    This leads me to an interesting question, though: how exactly *did* the ancients define virginity? Is it really all about the intact hymen (which, after all, often ruptures without the involvement of any sexual activity)? Or is it just about the sexual intercourse as such? If so, why does Mary being - ahem - "visited" by the Holy Ghost not count as a defloration? It always seemed to me that her virginal status was just supposed to signify that Jesus could not possibly have been the child of a human father - at least at first. Later sexual hangups absorbed from Gnostic and Stoic sources saw to it that sexuality became almost literally demonized, and the Church ended up insisting that Mary remained virginal throughout her life, rationalizing away Jesus's brothers and sisters and even going so far as to make the state of her hymen an article of faith. (I suppose Jesus was born via osmosis in the minds of certain church leaders.)
     
  2. gerbilwoman

    gerbilwoman Member

    +1,807
    Christian Seeker
    Single
    US-Democrat
    I personally do not believe in Christian witches.
     
  3. EnemyOfReason

    EnemyOfReason Well-Known Member

    +54
    Pagan
    In Relationship
    All religions are nothing but an algamation of various cults and reformulated mythologies. Christianity is just a Judaic crossover between the Hellenic concepts present at that time. There is nothing special about this as Christianity is no more syncretic than what came before it.
    I love mixing Hindu philosophy with pre-Islamic mythology. I like ritualism and meditation and love doing so freely without religious or theistic baggage.
     
  4. Zoness

    Zoness Cipherpunk Supporter

    +636
    Pagan
    Engaged
    Okay I'm going to be nit-picky about grammar;

    Do you believe you cannot be Christian and a witch?

    Or do you believe that Christian witches do not exist?
     
  5. Zstar

    Zstar Christian Zoroastrian

    +42
    Christian Seeker
    Private
    I feel Christ did many things that could be considered under the category.

    Modern day I would rather hang with the Christian Wiccas than the ones who doesn't understand his teachings.

    I feel if you light a candle or do good for him he appreciates it.

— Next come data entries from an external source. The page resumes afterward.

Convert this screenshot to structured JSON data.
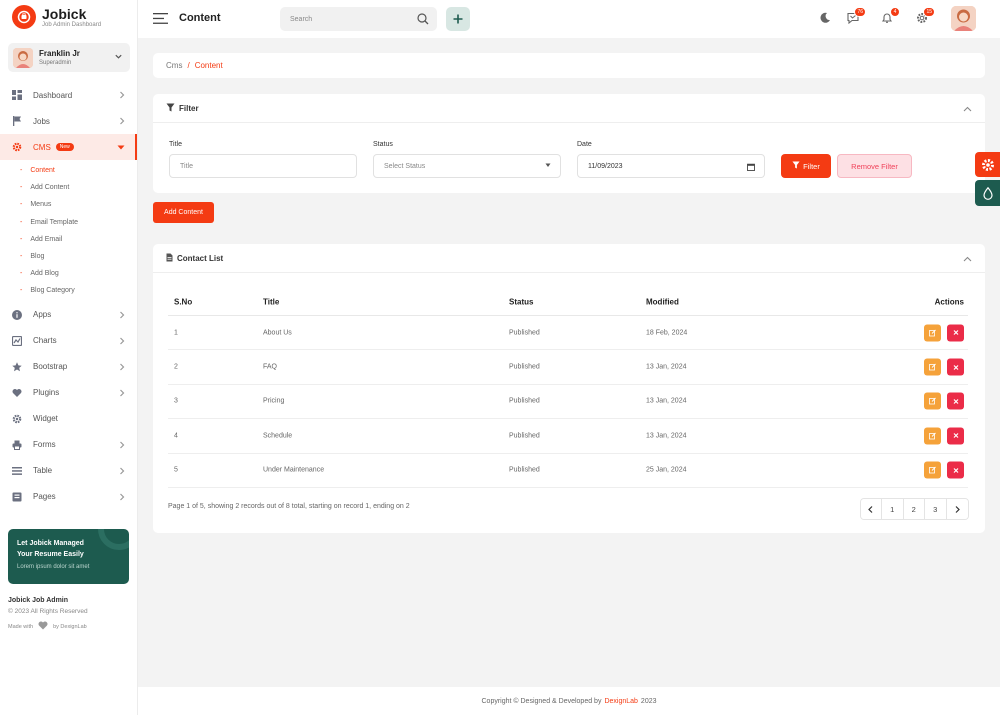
{
  "brand": {
    "title": "Jobick",
    "subtitle": "Job Admin Dashboard"
  },
  "user": {
    "name": "Franklin Jr",
    "role": "Superadmin"
  },
  "sidebar": {
    "items": [
      {
        "label": "Dashboard",
        "icon": "grid-icon"
      },
      {
        "label": "Jobs",
        "icon": "flag-icon"
      },
      {
        "label": "CMS",
        "icon": "gear-icon",
        "badge": "New"
      },
      {
        "label": "Apps",
        "icon": "info-icon"
      },
      {
        "label": "Charts",
        "icon": "chart-icon"
      },
      {
        "label": "Bootstrap",
        "icon": "star-icon"
      },
      {
        "label": "Plugins",
        "icon": "heart-icon"
      },
      {
        "label": "Widget",
        "icon": "gear-icon"
      },
      {
        "label": "Forms",
        "icon": "printer-icon"
      },
      {
        "label": "Table",
        "icon": "table-icon"
      },
      {
        "label": "Pages",
        "icon": "pages-icon"
      }
    ],
    "cms_sub": [
      "Content",
      "Add Content",
      "Menus",
      "Email Template",
      "Add Email",
      "Blog",
      "Add Blog",
      "Blog Category"
    ]
  },
  "promo": {
    "title_line1": "Let Jobick Managed",
    "title_line2": "Your Resume Easily",
    "text": "Lorem ipsum dolor sit amet"
  },
  "side_footer": {
    "title": "Jobick Job Admin",
    "copy": "© 2023 All Rights Reserved",
    "made_prefix": "Made with",
    "made_suffix": "by DexignLab"
  },
  "header": {
    "title": "Content",
    "search_placeholder": "Search",
    "notifications": {
      "messages": "76",
      "bell": "4",
      "settings": "15"
    }
  },
  "breadcrumb": {
    "parent": "Cms",
    "separator": "/",
    "current": "Content"
  },
  "filter": {
    "heading": "Filter",
    "title_label": "Title",
    "title_placeholder": "Title",
    "status_label": "Status",
    "status_value": "Select Status",
    "date_label": "Date",
    "date_value": "11/09/2023",
    "filter_button": "Filter",
    "remove_button": "Remove Filter"
  },
  "add_button": "Add Content",
  "contact_list": {
    "heading": "Contact List",
    "columns": [
      "S.No",
      "Title",
      "Status",
      "Modified",
      "Actions"
    ],
    "rows": [
      {
        "no": "1",
        "title": "About Us",
        "status": "Published",
        "modified": "18 Feb, 2024"
      },
      {
        "no": "2",
        "title": "FAQ",
        "status": "Published",
        "modified": "13 Jan, 2024"
      },
      {
        "no": "3",
        "title": "Pricing",
        "status": "Published",
        "modified": "13 Jan, 2024"
      },
      {
        "no": "4",
        "title": "Schedule",
        "status": "Published",
        "modified": "13 Jan, 2024"
      },
      {
        "no": "5",
        "title": "Under Maintenance",
        "status": "Published",
        "modified": "25 Jan, 2024"
      }
    ],
    "info": "Page 1 of 5, showing 2 records out of 8 total, starting on record 1, ending on 2",
    "pages": [
      "1",
      "2",
      "3"
    ]
  },
  "footer": {
    "prefix": "Copyright © Designed & Developed by",
    "brand": "DexignLab",
    "year": "2023"
  },
  "colors": {
    "accent": "#f43b13",
    "dark_green": "#1d5b4f",
    "edit": "#f5a23a",
    "delete": "#eb2c48"
  }
}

    Just my 2 cents not studied it thoroughly.
     
  6. Jane_the_Bane

    Jane_the_Bane Gaia's godchild

    +2,219
    Pagan
    Legal Union (Other)
    UK-Greens
    While this is most certainly true, and eclecticism has been and always will be the universal state of culture, it bears pointing out because Christianity (along with the other Abrahamic monotheisms) puts such a decided emphasis on doctrinal purity and supposedly essential differences.

    Basically, most of the Abrahamics (barring that Baha'i and other universalist approaches) embrace a stance with regard to religion that bears some similarity to the stance Westerners embraced with regard to "race":
    the quest for an utterly illusory and chimerical "purity", the denigration of the "Other", the constant threat of "reverse colonization"/corruption...

    From the (thankfully mythological) genocide described in the book of Joshua to contemporary Christians who only listen to "Christian" pop music and read only "Christian" romance novels, there's always been this strong emphasis.